DESCRIPTION OF THE TASK
Output all the data exactly.

TASK DATA
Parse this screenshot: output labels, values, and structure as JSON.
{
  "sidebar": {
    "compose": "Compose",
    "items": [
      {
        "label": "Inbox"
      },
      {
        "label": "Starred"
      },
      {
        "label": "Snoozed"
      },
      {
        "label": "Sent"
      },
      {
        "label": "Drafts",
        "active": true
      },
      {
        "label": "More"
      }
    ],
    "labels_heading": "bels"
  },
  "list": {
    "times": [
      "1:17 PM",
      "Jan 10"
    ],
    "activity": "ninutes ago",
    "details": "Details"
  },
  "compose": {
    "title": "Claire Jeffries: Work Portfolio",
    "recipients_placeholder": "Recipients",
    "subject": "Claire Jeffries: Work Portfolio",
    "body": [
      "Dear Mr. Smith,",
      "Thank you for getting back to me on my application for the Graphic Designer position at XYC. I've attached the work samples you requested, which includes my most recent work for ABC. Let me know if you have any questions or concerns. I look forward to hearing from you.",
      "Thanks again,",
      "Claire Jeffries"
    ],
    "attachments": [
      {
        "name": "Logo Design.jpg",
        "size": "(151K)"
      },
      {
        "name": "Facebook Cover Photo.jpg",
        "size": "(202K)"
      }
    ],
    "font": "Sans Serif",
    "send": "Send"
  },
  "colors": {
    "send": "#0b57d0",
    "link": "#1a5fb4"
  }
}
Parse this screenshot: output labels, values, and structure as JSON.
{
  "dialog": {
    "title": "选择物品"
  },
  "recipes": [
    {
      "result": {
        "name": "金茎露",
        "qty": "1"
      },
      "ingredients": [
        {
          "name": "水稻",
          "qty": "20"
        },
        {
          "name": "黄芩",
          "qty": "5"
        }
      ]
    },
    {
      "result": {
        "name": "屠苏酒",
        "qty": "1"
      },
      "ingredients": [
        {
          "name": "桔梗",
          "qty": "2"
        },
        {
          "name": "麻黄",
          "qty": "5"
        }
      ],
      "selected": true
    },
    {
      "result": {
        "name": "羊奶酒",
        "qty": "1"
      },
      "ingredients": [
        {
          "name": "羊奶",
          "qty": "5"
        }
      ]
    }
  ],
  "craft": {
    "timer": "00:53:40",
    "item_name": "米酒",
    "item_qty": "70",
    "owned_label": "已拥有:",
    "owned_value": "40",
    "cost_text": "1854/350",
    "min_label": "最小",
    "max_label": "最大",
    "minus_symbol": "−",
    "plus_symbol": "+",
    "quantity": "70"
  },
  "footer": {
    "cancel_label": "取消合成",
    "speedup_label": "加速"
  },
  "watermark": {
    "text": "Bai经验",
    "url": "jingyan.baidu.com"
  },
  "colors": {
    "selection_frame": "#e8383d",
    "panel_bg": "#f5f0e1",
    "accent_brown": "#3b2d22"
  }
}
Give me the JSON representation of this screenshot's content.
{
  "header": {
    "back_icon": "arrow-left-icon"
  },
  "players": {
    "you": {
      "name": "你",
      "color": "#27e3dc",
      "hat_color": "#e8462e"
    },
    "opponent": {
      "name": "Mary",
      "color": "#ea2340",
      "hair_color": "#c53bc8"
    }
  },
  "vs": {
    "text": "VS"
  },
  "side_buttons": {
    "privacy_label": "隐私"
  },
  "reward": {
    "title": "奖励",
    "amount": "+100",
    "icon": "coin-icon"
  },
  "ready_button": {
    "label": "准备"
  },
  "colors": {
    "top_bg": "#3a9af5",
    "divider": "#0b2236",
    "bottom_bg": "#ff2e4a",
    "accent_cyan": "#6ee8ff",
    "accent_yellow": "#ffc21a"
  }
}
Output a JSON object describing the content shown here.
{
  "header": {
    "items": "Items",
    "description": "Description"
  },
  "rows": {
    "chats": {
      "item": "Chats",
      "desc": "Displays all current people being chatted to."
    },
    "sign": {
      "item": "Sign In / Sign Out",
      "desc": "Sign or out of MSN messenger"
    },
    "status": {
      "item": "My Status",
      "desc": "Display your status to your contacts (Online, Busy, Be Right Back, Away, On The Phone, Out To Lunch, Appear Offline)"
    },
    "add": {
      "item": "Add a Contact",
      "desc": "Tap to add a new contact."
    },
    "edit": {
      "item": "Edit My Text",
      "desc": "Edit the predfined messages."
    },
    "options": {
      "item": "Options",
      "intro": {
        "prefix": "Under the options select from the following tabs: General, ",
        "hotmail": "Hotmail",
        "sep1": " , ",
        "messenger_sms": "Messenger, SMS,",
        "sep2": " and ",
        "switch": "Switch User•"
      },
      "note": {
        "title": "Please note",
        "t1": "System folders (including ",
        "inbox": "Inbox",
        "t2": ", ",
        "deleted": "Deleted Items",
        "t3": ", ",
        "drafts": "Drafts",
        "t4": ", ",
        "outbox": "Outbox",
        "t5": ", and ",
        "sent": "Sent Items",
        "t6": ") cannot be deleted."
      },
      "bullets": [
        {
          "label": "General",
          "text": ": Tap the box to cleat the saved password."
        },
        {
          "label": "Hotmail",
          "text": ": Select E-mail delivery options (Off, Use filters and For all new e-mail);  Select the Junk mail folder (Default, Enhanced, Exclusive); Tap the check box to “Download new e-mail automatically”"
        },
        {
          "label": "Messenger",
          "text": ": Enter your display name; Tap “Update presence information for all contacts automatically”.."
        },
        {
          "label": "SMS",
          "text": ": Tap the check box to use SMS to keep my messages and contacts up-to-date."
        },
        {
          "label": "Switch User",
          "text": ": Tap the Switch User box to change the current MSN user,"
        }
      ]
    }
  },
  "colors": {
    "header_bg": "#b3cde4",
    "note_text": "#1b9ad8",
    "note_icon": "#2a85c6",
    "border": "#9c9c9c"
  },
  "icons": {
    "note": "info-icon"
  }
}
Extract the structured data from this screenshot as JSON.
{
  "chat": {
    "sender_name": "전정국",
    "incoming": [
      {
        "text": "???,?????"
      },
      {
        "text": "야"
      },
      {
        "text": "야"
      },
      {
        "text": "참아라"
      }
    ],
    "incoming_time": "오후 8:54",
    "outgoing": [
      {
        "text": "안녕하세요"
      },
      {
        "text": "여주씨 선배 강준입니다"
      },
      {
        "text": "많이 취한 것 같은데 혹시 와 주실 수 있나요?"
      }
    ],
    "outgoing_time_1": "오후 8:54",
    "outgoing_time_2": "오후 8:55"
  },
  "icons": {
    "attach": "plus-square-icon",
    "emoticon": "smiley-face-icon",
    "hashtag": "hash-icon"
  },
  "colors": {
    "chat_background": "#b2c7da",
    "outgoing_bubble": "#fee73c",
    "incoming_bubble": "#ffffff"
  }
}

TASK OUTPUT
Parse this screenshot: output labels, values, and structure as JSON.
{
  "sidebar": {
    "compose": "Compose",
    "items": [
      {
        "label": "Inbox"
      },
      {
        "label": "Starred"
      },
      {
        "label": "Snoozed"
      },
      {
        "label": "Sent"
      },
      {
        "label": "Drafts",
        "active": true
      },
      {
        "label": "More"
      }
    ],
    "labels_heading": "bels"
  },
  "list": {
    "times": [
      "1:17 PM",
      "Jan 10"
    ],
    "activity": "ninutes ago",
    "details": "Details"
  },
  "compose": {
    "title": "Claire Jeffries: Work Portfolio",
    "recipients_placeholder": "Recipients",
    "subject": "Claire Jeffries: Work Portfolio",
    "body": [
      "Dear Mr. Smith,",
      "Thank you for getting back to me on my application for the Graphic Designer position at XYC. I've attached the work samples you requested, which includes my most recent work for ABC. Let me know if you have any questions or concerns. I look forward to hearing from you.",
      "Thanks again,",
      "Claire Jeffries"
    ],
    "attachments": [
      {
        "name": "Logo Design.jpg",
        "size": "(151K)"
      },
      {
        "name": "Facebook Cover Photo.jpg",
        "size": "(202K)"
      }
    ],
    "font": "Sans Serif",
    "send": "Send"
  },
  "colors": {
    "send": "#0b57d0",
    "link": "#1a5fb4"
  }
}
Parse this screenshot: output labels, values, and structure as JSON.
{
  "dialog": {
    "title": "选择物品"
  },
  "recipes": [
    {
      "result": {
        "name": "金茎露",
        "qty": "1"
      },
      "ingredients": [
        {
          "name": "水稻",
          "qty": "20"
        },
        {
          "name": "黄芩",
          "qty": "5"
        }
      ]
    },
    {
      "result": {
        "name": "屠苏酒",
        "qty": "1"
      },
      "ingredients": [
        {
          "name": "桔梗",
          "qty": "2"
        },
        {
          "name": "麻黄",
          "qty": "5"
        }
      ],
      "selected": true
    },
    {
      "result": {
        "name": "羊奶酒",
        "qty": "1"
      },
      "ingredients": [
        {
          "name": "羊奶",
          "qty": "5"
        }
      ]
    }
  ],
  "craft": {
    "timer": "00:53:40",
    "item_name": "米酒",
    "item_qty": "70",
    "owned_label": "已拥有:",
    "owned_value": "40",
    "cost_text": "1854/350",
    "min_label": "最小",
    "max_label": "最大",
    "minus_symbol": "−",
    "plus_symbol": "+",
    "quantity": "70"
  },
  "footer": {
    "cancel_label": "取消合成",
    "speedup_label": "加速"
  },
  "watermark": {
    "text": "Bai经验",
    "url": "jingyan.baidu.com"
  },
  "colors": {
    "selection_frame": "#e8383d",
    "panel_bg": "#f5f0e1",
    "accent_brown": "#3b2d22"
  }
}
Give me the JSON representation of this screenshot's content.
{
  "header": {
    "back_icon": "arrow-left-icon"
  },
  "players": {
    "you": {
      "name": "你",
      "color": "#27e3dc",
      "hat_color": "#e8462e"
    },
    "opponent": {
      "name": "Mary",
      "color": "#ea2340",
      "hair_color": "#c53bc8"
    }
  },
  "vs": {
    "text": "VS"
  },
  "side_buttons": {
    "privacy_label": "隐私"
  },
  "reward": {
    "title": "奖励",
    "amount": "+100",
    "icon": "coin-icon"
  },
  "ready_button": {
    "label": "准备"
  },
  "colors": {
    "top_bg": "#3a9af5",
    "divider": "#0b2236",
    "bottom_bg": "#ff2e4a",
    "accent_cyan": "#6ee8ff",
    "accent_yellow": "#ffc21a"
  }
}
Output a JSON object describing the content shown here.
{
  "header": {
    "items": "Items",
    "description": "Description"
  },
  "rows": {
    "chats": {
      "item": "Chats",
      "desc": "Displays all current people being chatted to."
    },
    "sign": {
      "item": "Sign In / Sign Out",
      "desc": "Sign or out of MSN messenger"
    },
    "status": {
      "item": "My Status",
      "desc": "Display your status to your contacts (Online, Busy, Be Right Back, Away, On The Phone, Out To Lunch, Appear Offline)"
    },
    "add": {
      "item": "Add a Contact",
      "desc": "Tap to add a new contact."
    },
    "edit": {
      "item": "Edit My Text",
      "desc": "Edit the predfined messages."
    },
    "options": {
      "item": "Options",
      "intro": {
        "prefix": "Under the options select from the following tabs: General, ",
        "hotmail": "Hotmail",
        "sep1": " , ",
        "messenger_sms": "Messenger, SMS,",
        "sep2": " and ",
        "switch": "Switch User•"
      },
      "note": {
        "title": "Please note",
        "t1": "System folders (including ",
        "inbox": "Inbox",
        "t2": ", ",
        "deleted": "Deleted Items",
        "t3": ", ",
        "drafts": "Drafts",
        "t4": ", ",
        "outbox": "Outbox",
        "t5": ", and ",
        "sent": "Sent Items",
        "t6": ") cannot be deleted."
      },
      "bullets": [
        {
          "label": "General",
          "text": ": Tap the box to cleat the saved password."
        },
        {
          "label": "Hotmail",
          "text": ": Select E-mail delivery options (Off, Use filters and For all new e-mail);  Select the Junk mail folder (Default, Enhanced, Exclusive); Tap the check box to “Download new e-mail automatically”"
        },
        {
          "label": "Messenger",
          "text": ": Enter your display name; Tap “Update presence information for all contacts automatically”.."
        },
        {
          "label": "SMS",
          "text": ": Tap the check box to use SMS to keep my messages and contacts up-to-date."
        },
        {
          "label": "Switch User",
          "text": ": Tap the Switch User box to change the current MSN user,"
        }
      ]
    }
  },
  "colors": {
    "header_bg": "#b3cde4",
    "note_text": "#1b9ad8",
    "note_icon": "#2a85c6",
    "border": "#9c9c9c"
  },
  "icons": {
    "note": "info-icon"
  }
}
Extract the structured data from this screenshot as JSON.
{
  "chat": {
    "sender_name": "전정국",
    "incoming": [
      {
        "text": "???,?????"
      },
      {
        "text": "야"
      },
      {
        "text": "야"
      },
      {
        "text": "참아라"
      }
    ],
    "incoming_time": "오후 8:54",
    "outgoing": [
      {
        "text": "안녕하세요"
      },
      {
        "text": "여주씨 선배 강준입니다"
      },
      {
        "text": "많이 취한 것 같은데 혹시 와 주실 수 있나요?"
      }
    ],
    "outgoing_time_1": "오후 8:54",
    "outgoing_time_2": "오후 8:55"
  },
  "icons": {
    "attach": "plus-square-icon",
    "emoticon": "smiley-face-icon",
    "hashtag": "hash-icon"
  },
  "colors": {
    "chat_background": "#b2c7da",
    "outgoing_bubble": "#fee73c",
    "incoming_bubble": "#ffffff"
  }
}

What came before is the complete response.